Still, he would never have found himself in this embarassing situation in the first place, had he simply been mature enough to put work before pleasure...and not blamed someone else for his own failures.


Doc, The Busybody

Sometimes Doc goes overboard (if you'll pardon the pun) in caring about other people.  To put it bluntly, he has a tendency to poke his nose into situations that are none of his business!  If someone on the crew happens to be reading a letter, Doc cranes his head over their shoulder, trying to read it.  Sometimes, even when passengers are kissing, Doc will hover around them, as if he's never seen a kiss before.  This curiosity, combined with Doc's talkative nature, leads to another aspect of his personality....


Doc, The Gossip

Another of Doc's major faults is blabbing private information about other people, without their permission. In fact, some of his revelations would land him into serious trouble with the AMA; he's told the Captain that one passenger had a terminal illness, and told Julie that another passenger was pregnant--a flagrant violation of trust between doctor and patient! Though it's a trait he should curb before he loses his license (!), he does this with no malice aforethought; he's simply concerned about the people in question. One can forgive him his faults (well, usually!), because he's essentially a caring person.


Doc's Sensitive Side?

When Julie's heart was broken in Alaska, Doc was the first to give her a hug. When passengers or crew are having problems, he's often the first to notice (or at least the second; Julie is pretty perceptive, too!). He's quick to help out a friend in need, even dreaming up elaborate schemes to assist them, if necessary. They may backfire, but at least he tries!

One episode in which Doc finally stops pretending to be shallow is "Itsy Bitsy". His disappointment at being fixed up with an overweight blind date soon vanishes, as he's enamoured by her cheerful personality.
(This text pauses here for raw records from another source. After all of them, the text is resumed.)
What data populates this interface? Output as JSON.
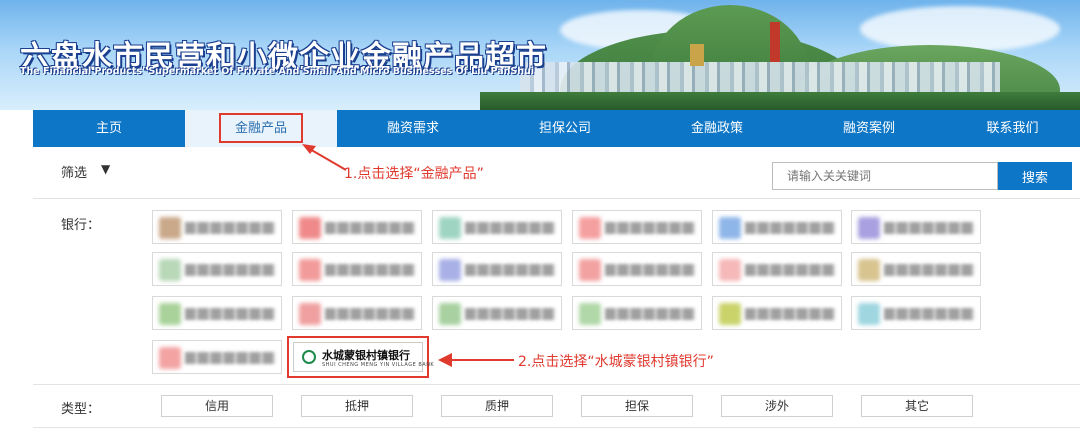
{
  "header": {
    "title": "六盘水市民营和小微企业金融产品超市",
    "subtitle": "The Financial Products' Supermarket Of Private And Small And Micro Businesses Of Liu PanShui"
  },
  "nav": {
    "items": [
      "主页",
      "金融产品",
      "融资需求",
      "担保公司",
      "金融政策",
      "融资案例",
      "联系我们"
    ],
    "active": "金融产品"
  },
  "filter": {
    "label": "筛选",
    "arrow": "▼"
  },
  "search": {
    "placeholder": "请输入关关键词",
    "button": "搜索"
  },
  "banks": {
    "label": "银行：",
    "visible_bank_name": "水城蒙银村镇银行",
    "visible_bank_english": "SHUI CHENG MENG YIN VILLAGE BANK"
  },
  "types": {
    "label": "类型：",
    "items": [
      "信用",
      "抵押",
      "质押",
      "担保",
      "涉外",
      "其它"
    ]
  },
  "annotations": {
    "step1": "1.点击选择“金融产品”",
    "step2": "2.点击选择“水城蒙银村镇银行”"
  },
  "colors": {
    "nav_bg": "#0d76c6",
    "highlight": "#e03a2f",
    "active_tab_bg": "#e9f3fb"
  }
}
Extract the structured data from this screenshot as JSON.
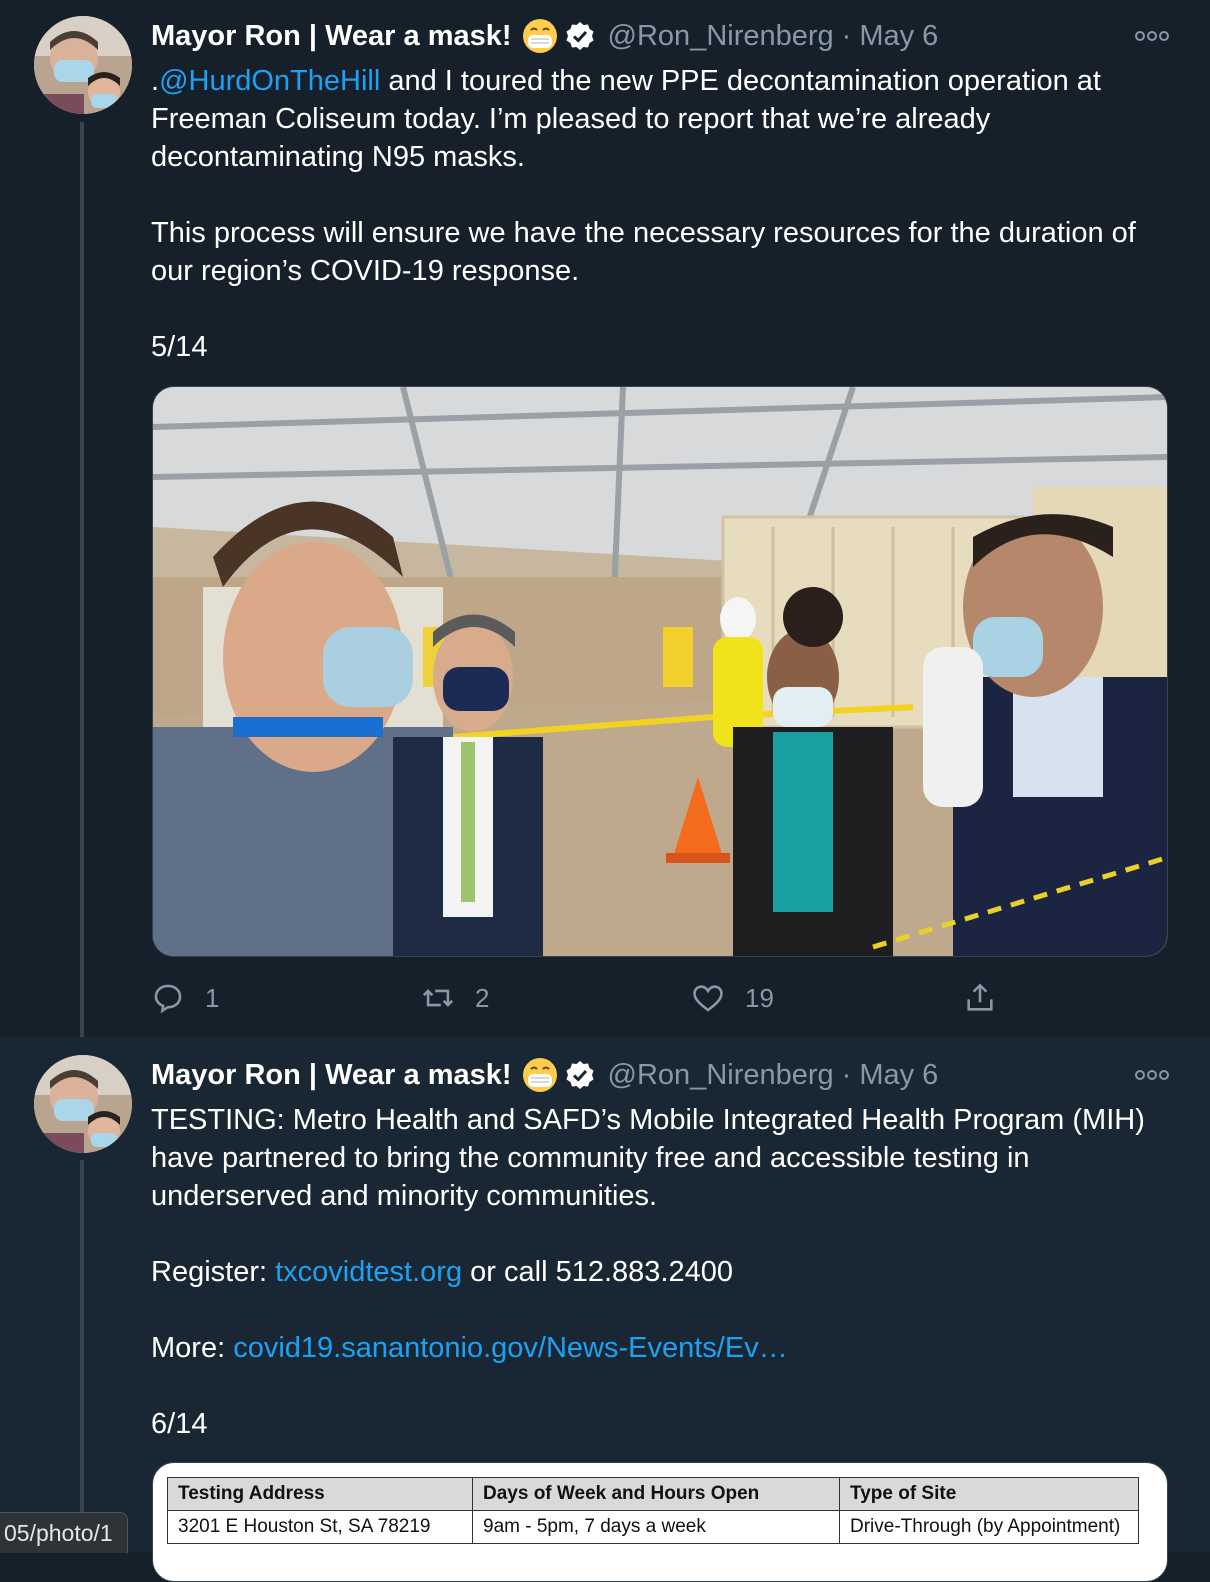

When Gopher and Isaac tease him about his "heavy" date, Doc snaps at them and goes off alone to sulk. Gopher and Isaac find him, apologize, then ask why he's so fond of Bitsy. Doc replies that he loves all women, and there's more to them than just looks--he finds them equally appealing if they can make him feel happy.

Too bad he never realized that, if he'd dropped the pick-up lines and just been this sincere with any of the women he chatted up, he would have been even more successful with the ladies than he believed himself to be. But no, he had to waste this revelation on Gopher and Isaac--probably because they were his friends, and he trusted them.

Indeed, despite his outgoing, gregarious front, Dr. Adam Bricker feared rejection, and thus felt a lot more inside than he dared to show. For instance, on the reunion episode of Love Boat: The Next Wave, he advised the new ship's doctor not to get romantically involved with anyone on the crew. He went on to explain that this was why he, himself, had never let Julie McCoy know that he'd been in love with her all along....



(All are promo photos like the one above, unless otherwise noted)

» NEW: Doc "treats" the doll of a young patient (played by a young Tori Spelling!)

» NEW: A photo of the cast, after the departures of Fred Grandy and Lauren Tewes

» NEW: Vicki and Doc arrive at a costume party. At least, we hope it's a costume party....

» A later promo pic, from Entertainment Weekly magazine (issue unknown)

» As usual, Doc noses into everybody's business...this time it's Captain Stubing (with Marion Ross)

» From the episode Not Now, I'm Dying

» Ted Lange, Fred Grandy, Jill Whelan, Gavin MacLeod, Lauren Tewes, and Bernie Kopell in Fort Lauderdale, helping to christen the newest Princess Cruise liner, Dawn Princess. (People magazine)

» Ted McGinley, Lauren Tewes, Gavin MacLeod, Jill Whelan, and Bernie Kopell reunite aboard the Regal Princess in NYC's harbor. (People magazine)

» Captain Stubing has a few words with some of his crew members

» Some crew members pose for a photo

» An early promo photo

» Another early shot of Isaac, Doc, Gopher, & Julie

» Doc greets more passengers coming aboard

» "Doc, I'm worried about The Beav!"
(Barbara Billingsley, Jerry Mathers, Tony Dow, and Juliet Prowse with "Doc", 1987)

» With perpetual passenger Charo

» Another photo of Doc

» The cast in a festive photo

» Gopher, Isaac, the Captain, and Doc, getting into mischief

» The Captain, Vicki, Julie, and Doc